Brief - Without the images, print every line of the material below exactly as given.
━━ Records to process ━━
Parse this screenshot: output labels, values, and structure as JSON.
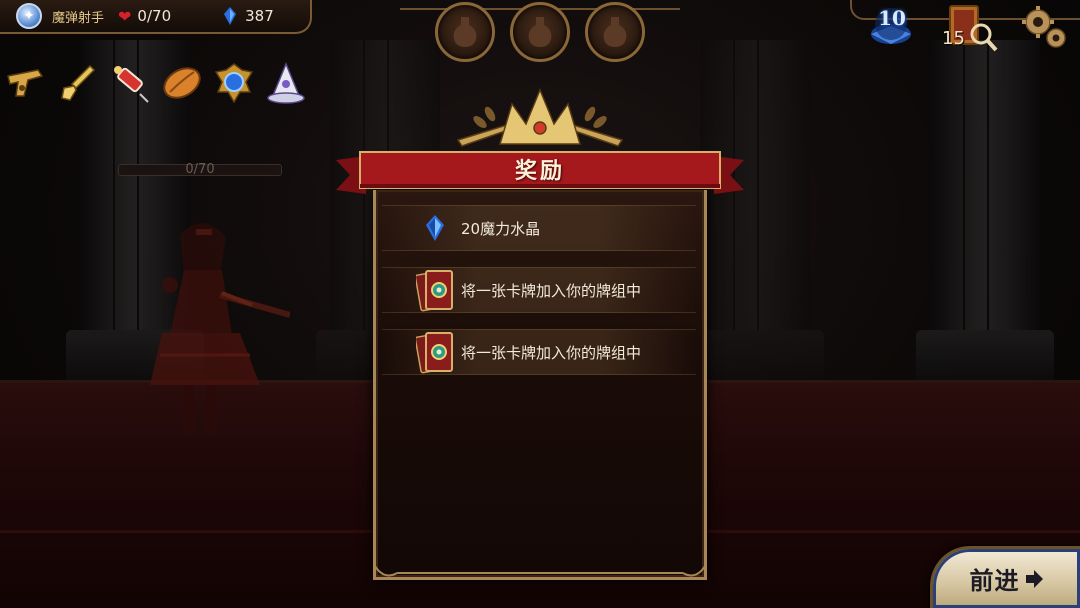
{
  "player": {
    "class_name": "魔弹射手",
    "hp": "0/70",
    "crystals": "387",
    "hp_bar_text": "0/70",
    "hp_fraction": 0
  },
  "top_right": {
    "level": "10",
    "deck_count": "15"
  },
  "potion_slots": [
    "empty",
    "empty",
    "empty"
  ],
  "relics": [
    "flintlock-pistol-icon",
    "shovel-icon",
    "syringe-icon",
    "cocoa-bean-icon",
    "blue-gem-icon",
    "wizard-hat-icon"
  ],
  "reward_panel": {
    "title": "奖励",
    "rewards": [
      {
        "icon": "crystal-icon",
        "label": "20魔力水晶"
      },
      {
        "icon": "card-back-icon",
        "label": "将一张卡牌加入你的牌组中"
      },
      {
        "icon": "card-back-icon",
        "label": "将一张卡牌加入你的牌组中"
      }
    ]
  },
  "proceed_button": {
    "label": "前进"
  },
  "colors": {
    "banner_red": "#a5191d",
    "panel_border": "#a98656",
    "crystal_blue": "#2a6fe0"
  }
}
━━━
Your solution -
Parse this screenshot: output labels, values, and structure as JSON.
{
  "player": {
    "class_name": "魔弹射手",
    "hp": "0/70",
    "crystals": "387",
    "hp_bar_text": "0/70",
    "hp_fraction": 0
  },
  "top_right": {
    "level": "10",
    "deck_count": "15"
  },
  "potion_slots": [
    "empty",
    "empty",
    "empty"
  ],
  "relics": [
    "flintlock-pistol-icon",
    "shovel-icon",
    "syringe-icon",
    "cocoa-bean-icon",
    "blue-gem-icon",
    "wizard-hat-icon"
  ],
  "reward_panel": {
    "title": "奖励",
    "rewards": [
      {
        "icon": "crystal-icon",
        "label": "20魔力水晶"
      },
      {
        "icon": "card-back-icon",
        "label": "将一张卡牌加入你的牌组中"
      },
      {
        "icon": "card-back-icon",
        "label": "将一张卡牌加入你的牌组中"
      }
    ]
  },
  "proceed_button": {
    "label": "前进"
  },
  "colors": {
    "banner_red": "#a5191d",
    "panel_border": "#a98656",
    "crystal_blue": "#2a6fe0"
  }
}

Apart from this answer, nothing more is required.